I received a number of questions afterward, focused almost entirely on the software tools used to help create content, grow audiences, and measure the success or impact of any given campaign. I’ve realized over the past few years that while everyone knows all about Facebook, WeChat, and Twitter, few are aware of some of the cutting-edge tools that make content creation easier than ever before. The gap isn’t so much in capability but in the knowledge of what’s out there. I’m reluctant to share too many details because it would blow my cover!
I enjoyed the session even more than I thought I would, but the reaction to one slide surprised me. It’s a slide that clearly struck a nerve because a few people mentioned it to me afterward. It was this:
I’m not even really sure why I included this slide, but in retrospect I’m really glad I did. I have been thinking this way for a long time, as people who know me personally would attest.
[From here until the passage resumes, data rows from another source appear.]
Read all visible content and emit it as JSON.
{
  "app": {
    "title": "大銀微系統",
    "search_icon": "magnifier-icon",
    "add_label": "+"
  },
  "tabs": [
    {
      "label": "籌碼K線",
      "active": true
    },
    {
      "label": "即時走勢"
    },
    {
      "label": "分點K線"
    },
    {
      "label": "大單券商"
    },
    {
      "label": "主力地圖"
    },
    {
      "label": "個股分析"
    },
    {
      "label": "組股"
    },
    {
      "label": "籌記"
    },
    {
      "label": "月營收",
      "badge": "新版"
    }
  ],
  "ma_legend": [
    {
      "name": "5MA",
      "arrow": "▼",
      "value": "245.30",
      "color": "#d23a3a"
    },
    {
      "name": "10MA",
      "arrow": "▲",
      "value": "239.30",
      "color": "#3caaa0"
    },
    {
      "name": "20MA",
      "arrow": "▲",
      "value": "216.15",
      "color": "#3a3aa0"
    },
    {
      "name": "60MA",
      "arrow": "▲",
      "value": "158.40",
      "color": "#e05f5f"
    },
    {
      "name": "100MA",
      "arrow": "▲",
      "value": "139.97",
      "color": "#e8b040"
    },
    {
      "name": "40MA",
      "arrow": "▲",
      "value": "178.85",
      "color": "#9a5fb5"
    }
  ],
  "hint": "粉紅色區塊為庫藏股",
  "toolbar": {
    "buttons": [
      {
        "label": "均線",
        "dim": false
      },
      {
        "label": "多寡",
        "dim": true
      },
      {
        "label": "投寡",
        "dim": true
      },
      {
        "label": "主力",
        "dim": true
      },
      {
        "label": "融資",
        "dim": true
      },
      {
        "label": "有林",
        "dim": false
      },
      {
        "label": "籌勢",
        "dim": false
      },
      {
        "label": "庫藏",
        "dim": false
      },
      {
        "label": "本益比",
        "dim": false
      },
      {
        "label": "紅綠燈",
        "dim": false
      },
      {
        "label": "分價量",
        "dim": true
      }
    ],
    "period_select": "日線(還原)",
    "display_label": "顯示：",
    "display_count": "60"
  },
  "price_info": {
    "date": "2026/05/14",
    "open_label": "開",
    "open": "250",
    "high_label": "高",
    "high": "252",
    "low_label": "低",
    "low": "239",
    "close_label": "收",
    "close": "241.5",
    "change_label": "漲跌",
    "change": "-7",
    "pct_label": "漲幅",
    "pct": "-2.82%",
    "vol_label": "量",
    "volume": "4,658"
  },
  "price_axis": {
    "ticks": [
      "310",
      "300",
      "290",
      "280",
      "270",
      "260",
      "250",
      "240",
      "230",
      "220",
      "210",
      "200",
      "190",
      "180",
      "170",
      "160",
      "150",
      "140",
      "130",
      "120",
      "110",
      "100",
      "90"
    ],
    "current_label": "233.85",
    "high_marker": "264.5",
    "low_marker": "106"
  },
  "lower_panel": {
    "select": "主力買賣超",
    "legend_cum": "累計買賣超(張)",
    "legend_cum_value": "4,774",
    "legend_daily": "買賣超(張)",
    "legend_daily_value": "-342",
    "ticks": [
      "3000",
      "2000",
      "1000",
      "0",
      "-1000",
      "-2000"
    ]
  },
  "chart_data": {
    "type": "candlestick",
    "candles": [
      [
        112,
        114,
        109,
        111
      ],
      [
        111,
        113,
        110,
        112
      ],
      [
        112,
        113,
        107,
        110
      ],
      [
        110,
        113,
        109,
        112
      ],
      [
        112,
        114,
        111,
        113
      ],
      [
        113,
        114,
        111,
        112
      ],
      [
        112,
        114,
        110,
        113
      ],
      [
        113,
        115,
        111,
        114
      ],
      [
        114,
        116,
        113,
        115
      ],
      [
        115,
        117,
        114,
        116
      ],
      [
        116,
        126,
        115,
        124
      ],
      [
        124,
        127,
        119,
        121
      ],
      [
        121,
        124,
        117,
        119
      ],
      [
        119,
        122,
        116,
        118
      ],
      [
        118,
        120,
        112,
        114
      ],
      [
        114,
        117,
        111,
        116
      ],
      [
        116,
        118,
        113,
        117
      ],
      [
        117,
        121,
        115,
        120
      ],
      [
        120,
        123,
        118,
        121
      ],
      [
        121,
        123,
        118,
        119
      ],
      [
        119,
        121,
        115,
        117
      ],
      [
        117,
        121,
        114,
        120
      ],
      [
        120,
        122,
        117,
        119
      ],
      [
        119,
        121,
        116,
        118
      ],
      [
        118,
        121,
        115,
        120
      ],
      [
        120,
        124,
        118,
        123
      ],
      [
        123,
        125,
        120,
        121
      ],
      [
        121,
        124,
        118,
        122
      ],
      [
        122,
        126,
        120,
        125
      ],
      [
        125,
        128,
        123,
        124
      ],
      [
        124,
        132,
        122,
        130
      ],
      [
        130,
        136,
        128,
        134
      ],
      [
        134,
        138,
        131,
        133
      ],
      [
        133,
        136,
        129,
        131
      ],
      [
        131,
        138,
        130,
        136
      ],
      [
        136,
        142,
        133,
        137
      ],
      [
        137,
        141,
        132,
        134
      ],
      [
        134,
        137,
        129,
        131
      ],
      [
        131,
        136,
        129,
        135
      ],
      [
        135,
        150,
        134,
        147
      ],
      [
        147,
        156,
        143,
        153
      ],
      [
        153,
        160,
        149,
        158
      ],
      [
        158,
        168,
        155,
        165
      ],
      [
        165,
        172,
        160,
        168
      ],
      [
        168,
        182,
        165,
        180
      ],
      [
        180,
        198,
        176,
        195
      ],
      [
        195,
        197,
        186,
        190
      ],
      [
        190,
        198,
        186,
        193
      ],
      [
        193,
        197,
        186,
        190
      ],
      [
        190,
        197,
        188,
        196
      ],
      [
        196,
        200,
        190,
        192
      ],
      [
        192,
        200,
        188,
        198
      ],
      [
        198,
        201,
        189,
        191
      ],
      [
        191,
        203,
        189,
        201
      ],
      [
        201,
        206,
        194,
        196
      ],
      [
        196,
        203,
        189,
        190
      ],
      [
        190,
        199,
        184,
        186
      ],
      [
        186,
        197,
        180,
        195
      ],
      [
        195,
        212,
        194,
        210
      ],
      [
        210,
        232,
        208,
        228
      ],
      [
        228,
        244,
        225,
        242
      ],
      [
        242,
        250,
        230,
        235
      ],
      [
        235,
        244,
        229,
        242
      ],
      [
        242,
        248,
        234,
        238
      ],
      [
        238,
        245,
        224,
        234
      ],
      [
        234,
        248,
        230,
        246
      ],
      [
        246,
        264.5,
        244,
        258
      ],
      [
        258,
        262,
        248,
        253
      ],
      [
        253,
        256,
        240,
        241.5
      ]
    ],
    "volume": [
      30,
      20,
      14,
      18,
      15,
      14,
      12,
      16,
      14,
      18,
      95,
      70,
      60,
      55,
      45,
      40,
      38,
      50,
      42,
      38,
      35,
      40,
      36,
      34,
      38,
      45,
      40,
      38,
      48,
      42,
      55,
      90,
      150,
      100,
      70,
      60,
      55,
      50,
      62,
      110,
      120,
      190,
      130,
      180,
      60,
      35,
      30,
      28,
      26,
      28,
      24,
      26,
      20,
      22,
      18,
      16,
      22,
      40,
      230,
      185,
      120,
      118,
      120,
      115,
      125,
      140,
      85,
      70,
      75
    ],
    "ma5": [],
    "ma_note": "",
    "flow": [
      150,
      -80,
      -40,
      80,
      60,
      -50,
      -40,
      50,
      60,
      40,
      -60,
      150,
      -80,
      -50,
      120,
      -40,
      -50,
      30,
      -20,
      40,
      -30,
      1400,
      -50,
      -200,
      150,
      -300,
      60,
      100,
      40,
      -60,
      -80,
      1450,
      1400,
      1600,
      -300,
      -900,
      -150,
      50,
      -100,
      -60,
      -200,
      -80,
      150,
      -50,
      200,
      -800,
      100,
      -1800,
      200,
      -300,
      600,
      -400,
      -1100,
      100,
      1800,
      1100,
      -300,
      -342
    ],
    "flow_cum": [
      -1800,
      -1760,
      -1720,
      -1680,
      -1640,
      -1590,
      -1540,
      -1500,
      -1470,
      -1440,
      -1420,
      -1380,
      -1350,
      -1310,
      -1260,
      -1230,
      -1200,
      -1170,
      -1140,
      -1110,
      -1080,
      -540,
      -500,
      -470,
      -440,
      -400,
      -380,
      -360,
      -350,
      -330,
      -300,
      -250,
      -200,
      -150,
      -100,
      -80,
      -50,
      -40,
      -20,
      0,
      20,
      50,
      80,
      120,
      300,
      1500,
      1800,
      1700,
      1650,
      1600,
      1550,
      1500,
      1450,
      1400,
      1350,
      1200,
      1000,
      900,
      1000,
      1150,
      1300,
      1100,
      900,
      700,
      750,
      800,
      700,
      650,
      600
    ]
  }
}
I do think of myself as the CEO of my own life, and like I told the students, you should look back at the work of the CEO at year’s end and decide if the CEO deserves a contract extension or needs to be replaced. Based on the goals set at the start of the year, one’s age, and one’s personal circumstance is the CEO doing a good job? Is the CEO managing risk properly? Putting in contingency plans? Growing the business? Getting results? Or has the CEO missed some opportunities? Made some bad decisions that hurt the business?
It can be an eye-opening and often uncomfortable experience asking these questions of oneself if they’re considered honestly. In a way, this one slide could be more important than the other 84 combined, because it applies to everyone.
Overall I really enjoyed the session — the students were curious and it was great engaging them in discussions and helping answer their questions. I was a bit nervous preparing for such a long talk, but it went better than I thought it could. I’ve already been asked back to do it again for new students next semester, and I’m looking forward to it — particularly because I can recycle my deck! ????